Netflix's "Dark" recently finished its three season run and though it's one of the greatest time travel stories I've ever witnessed, that topic is not one I'm going to tackle with this episode. Instead, I'd like to discuss one of Dark's core components: the issue of causality and choice. Can one choice create a ripple so drastic that every other person, whether they know the origin of that choice or not, become affected by that choice? Can we adequately pin the centuries of undue pain on two people we've never met but only read about?
This episode is as deep and engaging as the show itself. Promise. #NeverBelieveAnythingElse
Forrest Gump stands as one of the great cinema treasures. It's a story about a simple man navigating his way through one of the most turbulent times in American history: the 1960s. And during that journey, Forrest remains unchanged. Whether it be his naive nature, his inherent understanding of what is good, or his limited mental faculties, Forrest experiences some of life's harshest trials yet remains seemingly unchanged by them. A trait of his that causes those around him to ask, "are you stupid or something?"

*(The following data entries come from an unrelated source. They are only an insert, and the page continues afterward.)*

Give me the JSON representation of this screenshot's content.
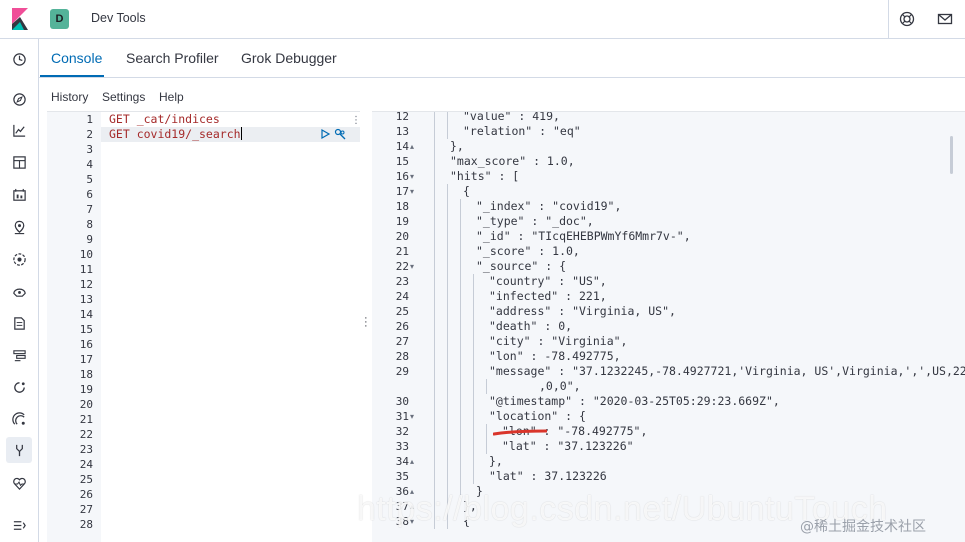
{
  "header": {
    "space_initial": "D",
    "app_title": "Dev Tools",
    "accent": "#006bb4"
  },
  "nav": {
    "icons": [
      "clock-icon",
      "compass-icon",
      "visualize-icon",
      "dashboard-icon",
      "canvas-icon",
      "maps-icon",
      "ml-icon",
      "metrics-icon",
      "logs-icon",
      "apm-icon",
      "uptime-icon",
      "siem-icon",
      "devtools-icon",
      "monitoring-icon",
      "collapse-icon"
    ]
  },
  "tabs": [
    {
      "label": "Console"
    },
    {
      "label": "Search Profiler"
    },
    {
      "label": "Grok Debugger"
    }
  ],
  "menu": {
    "history": "History",
    "settings": "Settings",
    "help": "Help"
  },
  "editor": {
    "line_numbers": [
      "1",
      "2",
      "3",
      "4",
      "5",
      "6",
      "7",
      "8",
      "9",
      "10",
      "11",
      "12",
      "13",
      "14",
      "15",
      "16",
      "17",
      "18",
      "19",
      "20",
      "21",
      "22",
      "23",
      "24",
      "25",
      "26",
      "27",
      "28"
    ],
    "lines": [
      "GET _cat/indices",
      "GET covid19/_search"
    ]
  },
  "output": {
    "lines": [
      {
        "n": "12",
        "fold": "",
        "text": "\"value\" : 419,"
      },
      {
        "n": "13",
        "fold": "",
        "text": "\"relation\" : \"eq\""
      },
      {
        "n": "14",
        "fold": "▴",
        "text": "},"
      },
      {
        "n": "15",
        "fold": "",
        "text": "\"max_score\" : 1.0,"
      },
      {
        "n": "16",
        "fold": "▾",
        "text": "\"hits\" : ["
      },
      {
        "n": "17",
        "fold": "▾",
        "text": "{"
      },
      {
        "n": "18",
        "fold": "",
        "text": "\"_index\" : \"covid19\","
      },
      {
        "n": "19",
        "fold": "",
        "text": "\"_type\" : \"_doc\","
      },
      {
        "n": "20",
        "fold": "",
        "text": "\"_id\" : \"TIcqEHEBPWmYf6Mmr7v-\","
      },
      {
        "n": "21",
        "fold": "",
        "text": "\"_score\" : 1.0,"
      },
      {
        "n": "22",
        "fold": "▾",
        "text": "\"_source\" : {"
      },
      {
        "n": "23",
        "fold": "",
        "text": "\"country\" : \"US\","
      },
      {
        "n": "24",
        "fold": "",
        "text": "\"infected\" : 221,"
      },
      {
        "n": "25",
        "fold": "",
        "text": "\"address\" : \"Virginia, US\","
      },
      {
        "n": "26",
        "fold": "",
        "text": "\"death\" : 0,"
      },
      {
        "n": "27",
        "fold": "",
        "text": "\"city\" : \"Virginia\","
      },
      {
        "n": "28",
        "fold": "",
        "text": "\"lon\" : -78.492775,"
      },
      {
        "n": "29",
        "fold": "",
        "text": "\"message\" : \"37.1232245,-78.4927721,'Virginia, US',Virginia,',',US,221"
      },
      {
        "n": "",
        "fold": "",
        "text": ",0,0\","
      },
      {
        "n": "30",
        "fold": "",
        "text": "\"@timestamp\" : \"2020-03-25T05:29:23.669Z\","
      },
      {
        "n": "31",
        "fold": "▾",
        "text": "\"location\" : {"
      },
      {
        "n": "32",
        "fold": "",
        "text": "\"lon\" : \"-78.492775\","
      },
      {
        "n": "33",
        "fold": "",
        "text": "\"lat\" : \"37.123226\""
      },
      {
        "n": "34",
        "fold": "▴",
        "text": "},"
      },
      {
        "n": "35",
        "fold": "",
        "text": "\"lat\" : 37.123226"
      },
      {
        "n": "36",
        "fold": "▴",
        "text": "}"
      },
      {
        "n": "37",
        "fold": "▴",
        "text": "},"
      },
      {
        "n": "38",
        "fold": "▾",
        "text": "{"
      }
    ]
  },
  "watermark": {
    "text": "https://blog.csdn.net/UbuntuTouch",
    "source": "@稀土掘金技术社区"
  }
}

But who are the truly foolish ones in this story? Is it Forrest or the ones asking the question? This episode unpacks one of my all-time favorite films and its portrayal of one of mankind's oldest enemies: the world.
Netflix's Bodyguard is a story about gentleman tasked with guarding the life of another human being. Hence the name, "Bodyguard." Short observations aside, I sat down and watched this show alongside my wife and was pleasantly surprised by it. And what does a storyteller who has a podcast do, post-show? Well, he does an episode about it, of course.

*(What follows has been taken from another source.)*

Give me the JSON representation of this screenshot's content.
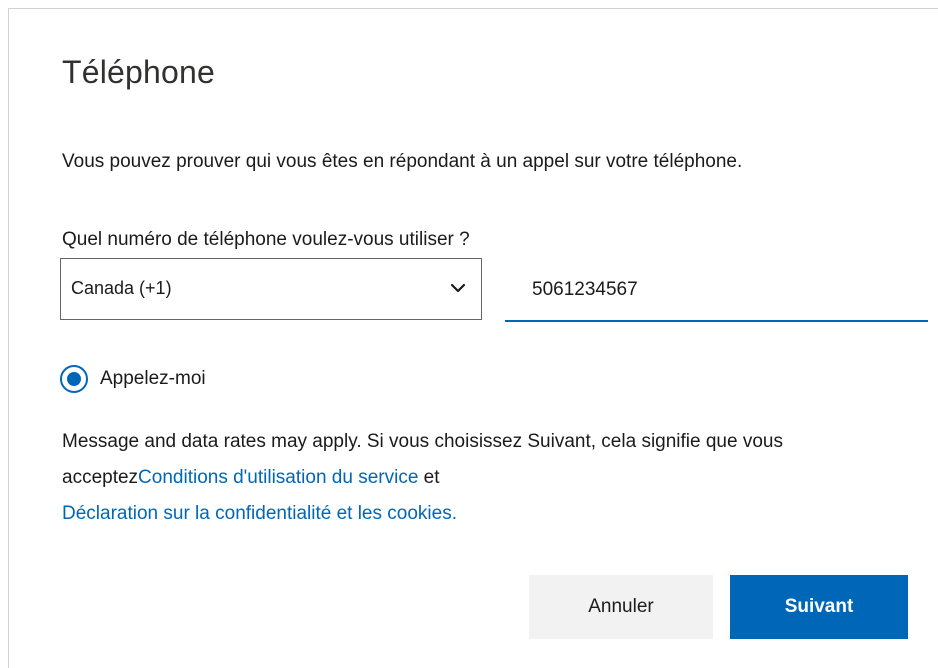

In this short episode, I talk through some of the highs and lows of the Netflix drama. Warning, #SPOILERS are ahead.
In case you've been living under a rock for several years, there was this global phenomenon called "The MCU", aka the Marvel Cinematic Universe, that swept through movie theaters. Within that universe is a character called, "Captain America." Now, I was never a big fan of the Captain, but after seeing him on the big screen and doing more research on his inception and history, I've grown to really like him. You know, as far as fictional character-liking can go....
In his second movie, "The Winter Soldier", the Captain is confronted with an interesting dilemma. He is face-to-face with new and dangerous technology, the kind that is aimed at stopping criminals before they even act. This poses as a major conundrum for the Captain as he stands for the ideals of freedom, not fear. His observation is the catalyst for this episode, where I'll discuss the implications of personal freedom, oppressive government action, and whether we are being paranoid about the freedoms we covet. Doing so through the lens of a writer a writer and in just about a half an hour (simple, eh?).
C.S. Lewis is one of my favorite authors of all time. His literary works are popular outside of even the Christian community, for which he is most known. But one such title that is often overlooked is a short story called, The Great Divorce. It's about about a man riding a bus to somewhere. And that somewhere just so happens to be heaven. For those who get off, it's a path to hell. But there are more than a few ways to get off the bus and head to the underworld.
This analysis I attempt is a true deep dive. So it's lengthy, but like any of Lewis' works, it's chock full of meat to chew on. In particular, the topic of heaven and hell and why we might forget about one while in pursuit of the other.